■ **WORK REQUIRED**
Isolate every line in the data with the string "EnCodec" and copy it.

*** Block opens ***

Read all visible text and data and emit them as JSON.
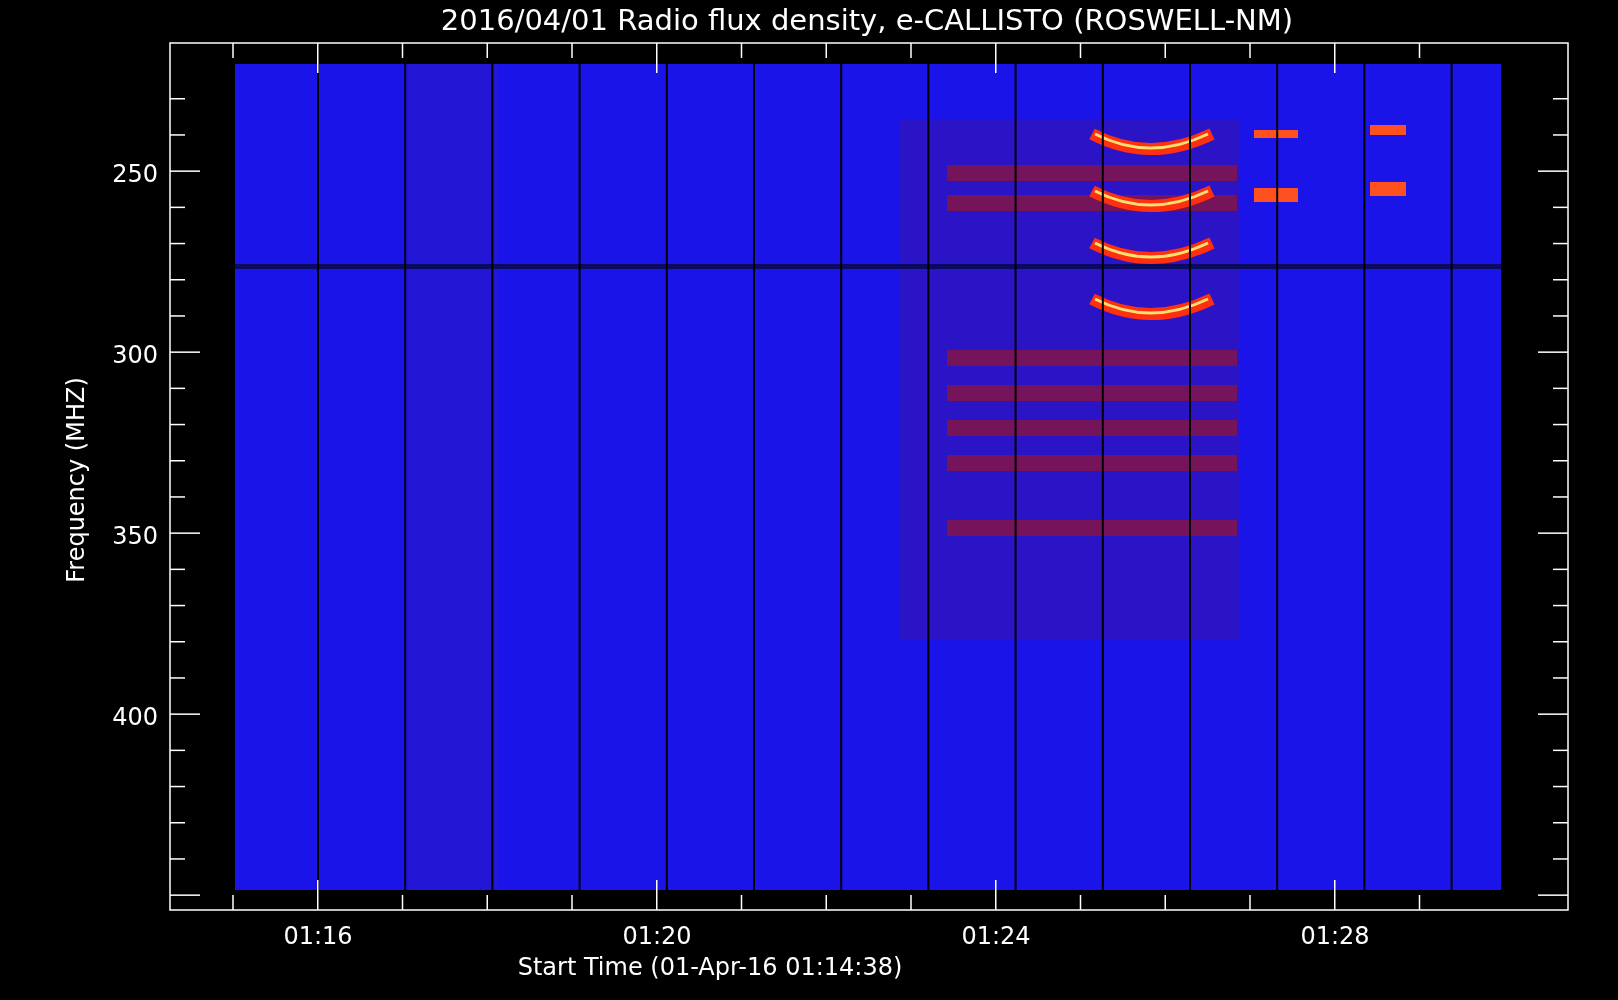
{
  "title": "2016/04/01  Radio flux density, e-CALLISTO (ROSWELL-NM)",
  "plot": {
    "y_label": "Frequency (MHZ)",
    "x_label": "Start Time (01-Apr-16 01:14:38)",
    "y_ticks": [
      "250",
      "300",
      "350",
      "400"
    ],
    "x_ticks": [
      "01:16",
      "01:20",
      "01:24",
      "01:28"
    ]
  }
}
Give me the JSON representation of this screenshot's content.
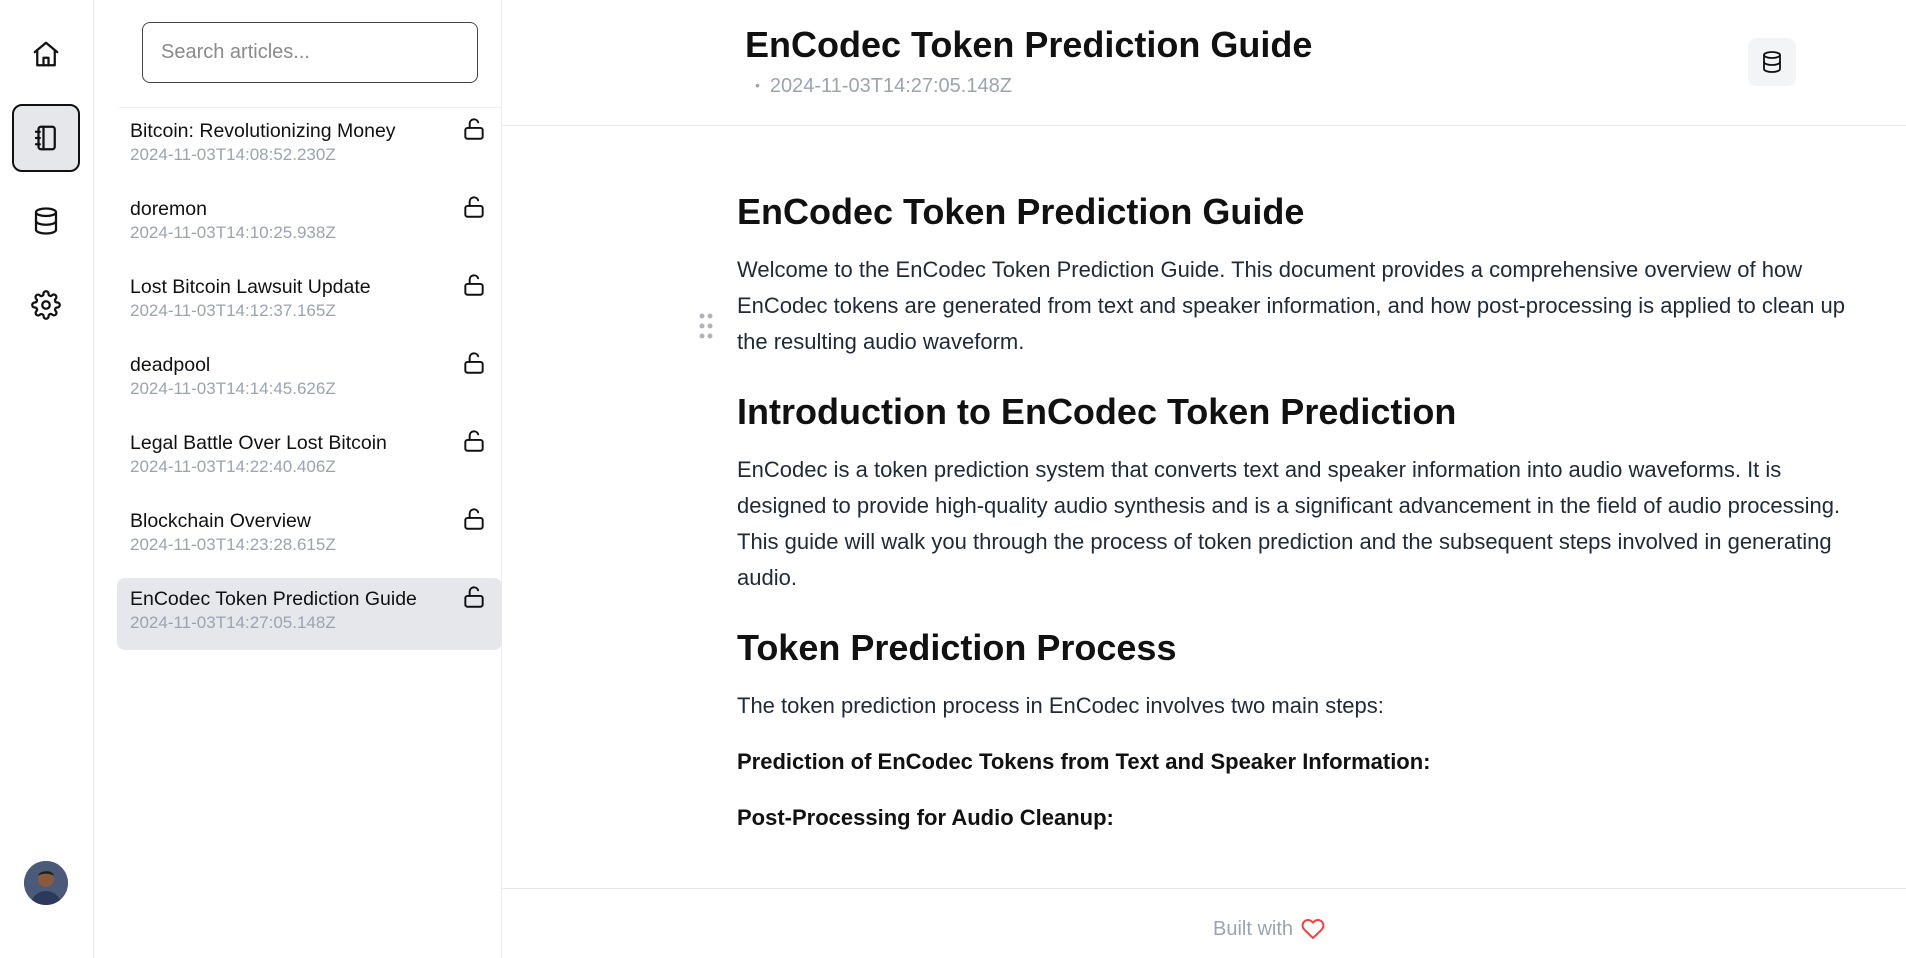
{
  "rail": {
    "items": [
      {
        "icon": "home-icon"
      },
      {
        "icon": "notebook-icon",
        "active": true
      },
      {
        "icon": "database-icon"
      },
      {
        "icon": "gear-icon"
      }
    ],
    "avatar": "user-avatar"
  },
  "sidebar": {
    "search_placeholder": "Search articles...",
    "articles": [
      {
        "title": "Bitcoin: Revolutionizing Money",
        "date": "2024-11-03T14:08:52.230Z"
      },
      {
        "title": "doremon",
        "date": "2024-11-03T14:10:25.938Z"
      },
      {
        "title": "Lost Bitcoin Lawsuit Update",
        "date": "2024-11-03T14:12:37.165Z"
      },
      {
        "title": "deadpool",
        "date": "2024-11-03T14:14:45.626Z"
      },
      {
        "title": "Legal Battle Over Lost Bitcoin",
        "date": "2024-11-03T14:22:40.406Z"
      },
      {
        "title": "Blockchain Overview",
        "date": "2024-11-03T14:23:28.615Z"
      },
      {
        "title": "EnCodec Token Prediction Guide",
        "date": "2024-11-03T14:27:05.148Z",
        "selected": true
      }
    ]
  },
  "header": {
    "title": "EnCodec Token Prediction Guide",
    "date": "2024-11-03T14:27:05.148Z"
  },
  "content": {
    "h1": "EnCodec Token Prediction Guide",
    "p1": "Welcome to the EnCodec Token Prediction Guide. This document provides a comprehensive overview of how EnCodec tokens are generated from text and speaker information, and how post-processing is applied to clean up the resulting audio waveform.",
    "h2a": "Introduction to EnCodec Token Prediction",
    "p2": "EnCodec is a token prediction system that converts text and speaker information into audio waveforms. It is designed to provide high-quality audio synthesis and is a significant advancement in the field of audio processing. This guide will walk you through the process of token prediction and the subsequent steps involved in generating audio.",
    "h2b": "Token Prediction Process",
    "p3": "The token prediction process in EnCodec involves two main steps:",
    "b1": "Prediction of EnCodec Tokens from Text and Speaker Information:",
    "b2": "Post-Processing for Audio Cleanup:"
  },
  "footer": {
    "text": "Built with",
    "icon": "heart-icon",
    "heart_color": "#ef4444"
  },
  "colors": {
    "selected_bg": "#e5e7eb",
    "muted_text": "#9ca3af"
  }
}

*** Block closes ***

■ **ANSWER AREA**
        "title": "EnCodec Token Prediction Guide",
    "title": "EnCodec Token Prediction Guide",
    "h1": "EnCodec Token Prediction Guide",
    "p1": "Welcome to the EnCodec Token Prediction Guide. This document provides a comprehensive overview of how EnCodec tokens are generated from text and speaker information, and how post-processing is applied to clean up the resulting audio waveform.",
    "h2a": "Introduction to EnCodec Token Prediction",
    "p2": "EnCodec is a token prediction system that converts text and speaker information into audio waveforms. It is designed to provide high-quality audio synthesis and is a significant advancement in the field of audio processing. This guide will walk you through the process of token prediction and the subsequent steps involved in generating audio.",
    "p3": "The token prediction process in EnCodec involves two main steps:",
    "b1": "Prediction of EnCodec Tokens from Text and Speaker Information:",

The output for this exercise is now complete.